*ACTIVITY*: Repeat the entries exactly as they are written.

Element data from apps and pages:
== == ==

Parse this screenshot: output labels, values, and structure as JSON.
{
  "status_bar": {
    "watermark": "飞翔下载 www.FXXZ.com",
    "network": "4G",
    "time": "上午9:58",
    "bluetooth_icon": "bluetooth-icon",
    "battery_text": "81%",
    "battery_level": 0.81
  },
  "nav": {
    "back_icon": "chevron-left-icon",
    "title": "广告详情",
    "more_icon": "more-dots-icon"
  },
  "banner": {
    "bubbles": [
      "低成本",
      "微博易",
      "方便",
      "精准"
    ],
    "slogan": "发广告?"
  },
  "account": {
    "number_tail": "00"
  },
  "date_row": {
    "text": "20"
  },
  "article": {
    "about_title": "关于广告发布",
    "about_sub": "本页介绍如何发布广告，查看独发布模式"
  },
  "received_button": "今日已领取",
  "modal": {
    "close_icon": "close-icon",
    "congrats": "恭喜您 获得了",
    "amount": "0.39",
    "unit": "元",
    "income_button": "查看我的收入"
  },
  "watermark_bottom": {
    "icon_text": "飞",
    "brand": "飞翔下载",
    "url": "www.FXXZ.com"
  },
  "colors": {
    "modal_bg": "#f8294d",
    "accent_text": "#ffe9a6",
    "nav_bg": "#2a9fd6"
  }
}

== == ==

*EXPECTED OUTPUT*:
Parse this screenshot: output labels, values, and structure as JSON.
{
  "status_bar": {
    "watermark": "飞翔下载 www.FXXZ.com",
    "network": "4G",
    "time": "上午9:58",
    "bluetooth_icon": "bluetooth-icon",
    "battery_text": "81%",
    "battery_level": 0.81
  },
  "nav": {
    "back_icon": "chevron-left-icon",
    "title": "广告详情",
    "more_icon": "more-dots-icon"
  },
  "banner": {
    "bubbles": [
      "低成本",
      "微博易",
      "方便",
      "精准"
    ],
    "slogan": "发广告?"
  },
  "account": {
    "number_tail": "00"
  },
  "date_row": {
    "text": "20"
  },
  "article": {
    "about_title": "关于广告发布",
    "about_sub": "本页介绍如何发布广告，查看独发布模式"
  },
  "received_button": "今日已领取",
  "modal": {
    "close_icon": "close-icon",
    "congrats": "恭喜您 获得了",
    "amount": "0.39",
    "unit": "元",
    "income_button": "查看我的收入"
  },
  "watermark_bottom": {
    "icon_text": "飞",
    "brand": "飞翔下载",
    "url": "www.FXXZ.com"
  },
  "colors": {
    "modal_bg": "#f8294d",
    "accent_text": "#ffe9a6",
    "nav_bg": "#2a9fd6"
  }
}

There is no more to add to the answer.